■ **Problem description**
Identify each line below that contains the word "title", and copy it out.

(Element data from apps and pages)
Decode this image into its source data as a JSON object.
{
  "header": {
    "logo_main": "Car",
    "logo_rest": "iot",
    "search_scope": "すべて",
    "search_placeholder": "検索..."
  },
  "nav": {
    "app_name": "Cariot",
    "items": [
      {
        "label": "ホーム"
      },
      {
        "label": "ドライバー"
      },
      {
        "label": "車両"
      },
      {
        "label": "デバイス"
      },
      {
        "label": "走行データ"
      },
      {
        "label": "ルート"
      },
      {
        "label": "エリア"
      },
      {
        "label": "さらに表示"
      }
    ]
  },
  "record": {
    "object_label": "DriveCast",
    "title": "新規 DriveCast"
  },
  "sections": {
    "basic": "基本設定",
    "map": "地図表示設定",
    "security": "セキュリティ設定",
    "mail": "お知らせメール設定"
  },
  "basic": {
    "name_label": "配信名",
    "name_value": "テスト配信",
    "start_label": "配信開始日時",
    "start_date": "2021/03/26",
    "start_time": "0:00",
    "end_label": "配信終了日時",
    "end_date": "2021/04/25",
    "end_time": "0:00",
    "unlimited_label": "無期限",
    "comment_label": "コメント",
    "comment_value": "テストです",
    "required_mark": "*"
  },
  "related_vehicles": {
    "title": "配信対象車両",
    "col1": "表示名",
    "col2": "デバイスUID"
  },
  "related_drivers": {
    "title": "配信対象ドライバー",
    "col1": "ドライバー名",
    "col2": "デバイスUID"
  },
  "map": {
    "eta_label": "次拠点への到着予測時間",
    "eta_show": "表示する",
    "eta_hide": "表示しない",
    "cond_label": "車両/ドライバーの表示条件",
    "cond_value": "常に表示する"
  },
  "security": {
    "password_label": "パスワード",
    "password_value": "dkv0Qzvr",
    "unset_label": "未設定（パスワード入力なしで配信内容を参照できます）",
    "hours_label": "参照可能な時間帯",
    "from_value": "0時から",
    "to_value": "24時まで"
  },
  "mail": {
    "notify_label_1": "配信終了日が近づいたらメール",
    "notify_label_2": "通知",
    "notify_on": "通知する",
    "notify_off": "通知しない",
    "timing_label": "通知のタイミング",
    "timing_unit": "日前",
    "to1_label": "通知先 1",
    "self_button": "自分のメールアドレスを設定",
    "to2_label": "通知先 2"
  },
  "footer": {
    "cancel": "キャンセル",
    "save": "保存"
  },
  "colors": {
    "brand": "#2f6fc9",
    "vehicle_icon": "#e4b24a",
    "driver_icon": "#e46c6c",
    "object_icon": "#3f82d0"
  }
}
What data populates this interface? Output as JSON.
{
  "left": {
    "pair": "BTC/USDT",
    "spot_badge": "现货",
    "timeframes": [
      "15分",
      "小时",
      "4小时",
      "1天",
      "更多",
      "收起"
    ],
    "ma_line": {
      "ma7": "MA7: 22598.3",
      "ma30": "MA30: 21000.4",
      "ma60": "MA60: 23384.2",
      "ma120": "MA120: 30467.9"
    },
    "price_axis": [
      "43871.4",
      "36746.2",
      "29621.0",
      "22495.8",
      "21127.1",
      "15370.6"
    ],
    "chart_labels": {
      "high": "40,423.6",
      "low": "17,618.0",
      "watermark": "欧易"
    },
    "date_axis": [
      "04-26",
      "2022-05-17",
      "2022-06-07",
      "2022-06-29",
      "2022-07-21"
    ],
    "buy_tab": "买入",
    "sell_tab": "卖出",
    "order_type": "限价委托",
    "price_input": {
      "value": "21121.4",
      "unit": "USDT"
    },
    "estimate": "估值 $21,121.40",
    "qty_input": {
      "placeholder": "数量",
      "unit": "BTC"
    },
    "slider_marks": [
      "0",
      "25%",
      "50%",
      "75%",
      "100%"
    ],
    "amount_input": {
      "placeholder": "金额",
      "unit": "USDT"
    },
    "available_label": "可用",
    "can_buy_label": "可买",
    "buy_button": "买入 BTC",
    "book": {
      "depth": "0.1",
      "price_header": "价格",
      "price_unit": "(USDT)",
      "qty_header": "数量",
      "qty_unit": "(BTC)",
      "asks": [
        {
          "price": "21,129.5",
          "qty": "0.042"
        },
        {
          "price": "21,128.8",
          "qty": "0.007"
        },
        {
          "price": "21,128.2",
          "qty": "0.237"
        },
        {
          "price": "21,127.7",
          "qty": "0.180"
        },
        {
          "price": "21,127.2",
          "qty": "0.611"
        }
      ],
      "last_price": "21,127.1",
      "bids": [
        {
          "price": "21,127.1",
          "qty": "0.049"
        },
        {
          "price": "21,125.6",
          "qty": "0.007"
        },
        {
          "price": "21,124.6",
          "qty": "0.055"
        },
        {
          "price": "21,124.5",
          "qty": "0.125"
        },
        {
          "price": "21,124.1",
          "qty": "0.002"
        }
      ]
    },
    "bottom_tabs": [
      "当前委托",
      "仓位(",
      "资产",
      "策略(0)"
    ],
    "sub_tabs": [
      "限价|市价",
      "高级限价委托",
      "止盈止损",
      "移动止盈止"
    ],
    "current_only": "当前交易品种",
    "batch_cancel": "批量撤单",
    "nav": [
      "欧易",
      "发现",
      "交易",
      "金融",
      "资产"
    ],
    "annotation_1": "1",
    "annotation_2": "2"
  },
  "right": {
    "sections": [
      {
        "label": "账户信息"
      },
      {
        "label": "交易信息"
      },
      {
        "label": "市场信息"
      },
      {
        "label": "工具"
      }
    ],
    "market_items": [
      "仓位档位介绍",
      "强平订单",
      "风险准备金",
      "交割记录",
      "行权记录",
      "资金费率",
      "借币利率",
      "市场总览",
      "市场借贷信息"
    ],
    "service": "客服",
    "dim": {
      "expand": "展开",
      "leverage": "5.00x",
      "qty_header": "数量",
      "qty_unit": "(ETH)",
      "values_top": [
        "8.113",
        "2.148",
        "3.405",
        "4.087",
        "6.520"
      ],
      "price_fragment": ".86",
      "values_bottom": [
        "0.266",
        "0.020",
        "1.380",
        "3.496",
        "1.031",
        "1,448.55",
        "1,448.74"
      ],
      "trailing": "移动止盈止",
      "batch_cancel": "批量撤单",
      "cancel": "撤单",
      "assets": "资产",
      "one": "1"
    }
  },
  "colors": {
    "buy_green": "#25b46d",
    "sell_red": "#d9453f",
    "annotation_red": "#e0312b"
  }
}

■ **Solved problem**
    "title": "新規 DriveCast"
    "title": "配信対象車両",
    "title": "配信対象ドライバー",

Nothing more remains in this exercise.